The true history of the Federalist Party and early United States needs to be better represented in the social and political spheres of American life today. I think the real silent majority of today acknowledges the benefits of central government, but remains silent because of the stigmas America places on left-wing thought (see: pinko). Perhaps the American left also needs a nationwide, progressive, grassroots organization – like the Tea Party Movement. I do not often commit myself to one political side or the other, but I would enjoy a movement that shows the world that it is perfectly American to want an efficient and powerful central government. Maybe, amid all the dissatisfaction with our current Democrats and Republicans, the spirit of John Adams, George Washington, and Alexander Hamilton will be resurrected with the return of a newly invigorated Federalist Party.
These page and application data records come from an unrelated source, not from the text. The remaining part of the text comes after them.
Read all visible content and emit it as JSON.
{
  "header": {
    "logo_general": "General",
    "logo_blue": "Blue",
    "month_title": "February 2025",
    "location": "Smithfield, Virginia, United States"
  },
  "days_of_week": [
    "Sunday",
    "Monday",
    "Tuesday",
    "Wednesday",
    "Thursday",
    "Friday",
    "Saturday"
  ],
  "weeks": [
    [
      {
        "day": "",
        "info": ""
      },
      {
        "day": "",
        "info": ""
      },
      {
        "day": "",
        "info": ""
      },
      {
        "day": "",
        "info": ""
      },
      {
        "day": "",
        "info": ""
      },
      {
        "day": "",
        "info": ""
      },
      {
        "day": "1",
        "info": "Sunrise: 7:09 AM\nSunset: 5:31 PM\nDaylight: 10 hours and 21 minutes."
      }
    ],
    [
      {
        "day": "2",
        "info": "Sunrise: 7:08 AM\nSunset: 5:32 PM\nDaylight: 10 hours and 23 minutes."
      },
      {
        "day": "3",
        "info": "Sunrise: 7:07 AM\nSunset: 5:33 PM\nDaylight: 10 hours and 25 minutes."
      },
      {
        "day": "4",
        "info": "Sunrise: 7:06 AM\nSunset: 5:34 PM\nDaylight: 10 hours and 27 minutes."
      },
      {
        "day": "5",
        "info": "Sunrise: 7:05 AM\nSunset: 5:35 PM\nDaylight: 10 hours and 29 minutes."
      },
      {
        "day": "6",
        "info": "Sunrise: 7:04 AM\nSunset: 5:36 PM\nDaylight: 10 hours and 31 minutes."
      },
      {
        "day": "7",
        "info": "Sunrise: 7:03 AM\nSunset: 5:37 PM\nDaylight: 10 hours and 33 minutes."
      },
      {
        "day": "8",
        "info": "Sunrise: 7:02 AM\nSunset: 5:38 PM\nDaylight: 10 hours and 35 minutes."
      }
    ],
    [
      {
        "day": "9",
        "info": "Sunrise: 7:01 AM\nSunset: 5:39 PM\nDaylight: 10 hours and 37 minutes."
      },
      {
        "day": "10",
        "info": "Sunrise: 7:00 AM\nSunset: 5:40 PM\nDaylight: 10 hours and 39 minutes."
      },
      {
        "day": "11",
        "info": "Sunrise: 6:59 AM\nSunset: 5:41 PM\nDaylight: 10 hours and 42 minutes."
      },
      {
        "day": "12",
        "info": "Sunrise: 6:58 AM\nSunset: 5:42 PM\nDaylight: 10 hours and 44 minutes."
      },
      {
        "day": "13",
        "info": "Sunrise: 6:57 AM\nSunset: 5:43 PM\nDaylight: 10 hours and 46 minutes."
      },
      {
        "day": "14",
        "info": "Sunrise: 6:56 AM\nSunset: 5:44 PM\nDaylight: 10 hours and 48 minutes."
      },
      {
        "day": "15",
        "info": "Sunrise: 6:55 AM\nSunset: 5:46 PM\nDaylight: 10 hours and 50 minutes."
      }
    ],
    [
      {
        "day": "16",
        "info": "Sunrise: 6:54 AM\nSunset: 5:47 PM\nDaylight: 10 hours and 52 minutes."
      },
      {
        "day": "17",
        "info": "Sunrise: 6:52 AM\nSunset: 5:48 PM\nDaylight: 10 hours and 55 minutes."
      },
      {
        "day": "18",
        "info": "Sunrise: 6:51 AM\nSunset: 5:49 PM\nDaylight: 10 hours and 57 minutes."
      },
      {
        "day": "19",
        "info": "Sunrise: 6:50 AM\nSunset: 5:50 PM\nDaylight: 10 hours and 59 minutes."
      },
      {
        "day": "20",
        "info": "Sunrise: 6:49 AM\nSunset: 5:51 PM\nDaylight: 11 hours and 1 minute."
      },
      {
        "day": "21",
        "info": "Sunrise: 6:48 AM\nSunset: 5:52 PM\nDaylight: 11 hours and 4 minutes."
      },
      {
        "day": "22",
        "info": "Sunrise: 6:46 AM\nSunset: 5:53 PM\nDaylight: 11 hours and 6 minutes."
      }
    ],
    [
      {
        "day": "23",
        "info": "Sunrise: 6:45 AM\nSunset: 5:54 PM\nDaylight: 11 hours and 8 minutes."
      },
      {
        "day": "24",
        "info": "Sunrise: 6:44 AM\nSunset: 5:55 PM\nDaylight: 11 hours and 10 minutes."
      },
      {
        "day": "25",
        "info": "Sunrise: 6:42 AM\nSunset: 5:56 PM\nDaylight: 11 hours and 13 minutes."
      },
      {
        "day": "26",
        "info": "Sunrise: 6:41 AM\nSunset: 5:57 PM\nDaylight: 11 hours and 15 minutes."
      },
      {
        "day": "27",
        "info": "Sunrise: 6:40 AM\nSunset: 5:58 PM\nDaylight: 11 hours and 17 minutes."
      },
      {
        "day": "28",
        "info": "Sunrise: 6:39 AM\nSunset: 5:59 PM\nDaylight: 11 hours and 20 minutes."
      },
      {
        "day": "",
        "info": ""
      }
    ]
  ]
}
Our Inaugural Entry: The Boston Massacre

March 6, 2010 - One Response

I cannot think of a better time for MediumHistorica’s inaugural blog than the day after the 230th anniversary of the Boston Massacre. We’re based in the beautiful area of Boston in the great State of Massachusetts so, naturally, this is an excellent event for us to analyze modern American interpretation.

The Old State House, Boston MAPreceding the Boston Tea Party by over three years, the Boston Massacre is what truly sewed the seeds of discontent in Yankee colonists with their overseas Saxon administrators. Five Bostonian civillians were shot to death at the hands of British soldiery in front of the, now-surrounded-by-mammoths-of-later-architecture, Old State House. News of the deaths spread quickly throughout the colonies and undermined Britain’s authority over colonial life.

Disparagingly enough, 2010’s anniversary failed to acknowledge the most important lesson from this event: the legal ramifications. In fact, contemporary America failed to give any brief mention or acknowledgement of it whatsoever: a Google search as of March 6th, 2010 yields no news events regarding the Boston Massacre.

The real significance of the Boston Massacre, though, was not oppression or indignity or rebellion or any of those key words that are often tied to historical watersheds. What was most important was how Massachusetts treated those British soldiers after the event.

American society conveniently forgets that our second President of the United States and Boston local, John Adams, then a mere lawyer, served as the primary defense of the British soldiers in the legal trial that followed. Remembering that MediumHistorica is a blog about interpretation and not instruction, I will save you the details, but know that Adams was successful in his defense after it was discovered that the colonists had preemptively harassed and attacked those soldiers.

We face a similar episode today in America, where treating our enemies with the respect that they might not afford us is important, and yet, extremely unpopular. Suspected terrorists receiving their Miranda Rights, rather than being treated as war criminals, is our Massacre trial today. Adams was by no means liked in the colonies for his precarious position, but his commitment to objectivity and blind justice is a historical “high road” that the United States can now look back on with pride. Is it important for these suspected terrorists be read such rights? Does doing so set a clear demarcation between why we are us, and they are them? I know it has become a bit of a cliché to ask this but, should we let our enemies compromise our values of equality, justice, and fairness, even when the pill is so bitter?

This is not a political blog, but interpreting history-and what about it is important-is almost always subjective. It is comforting to know that the values mentioned in this blog regarding John Adams & the Boston Massacre are not completely forgotten by mainstream society. America was a nation founded primarily on law, and its blindness to rank, status, sex, color, etc (it took us a while for those last couple). That concept alone inspired the modern world to be what it is today. America is by no means perfect and when we fail to follow our own example, perhaps it is best to look at our predecessors for guidance. Beware who you take rights away from and, more dramatically, who you open the eye of justice to. Once we compromise our blind adherence to justice and law, no one will be safe from our newly impassioned form of judgement.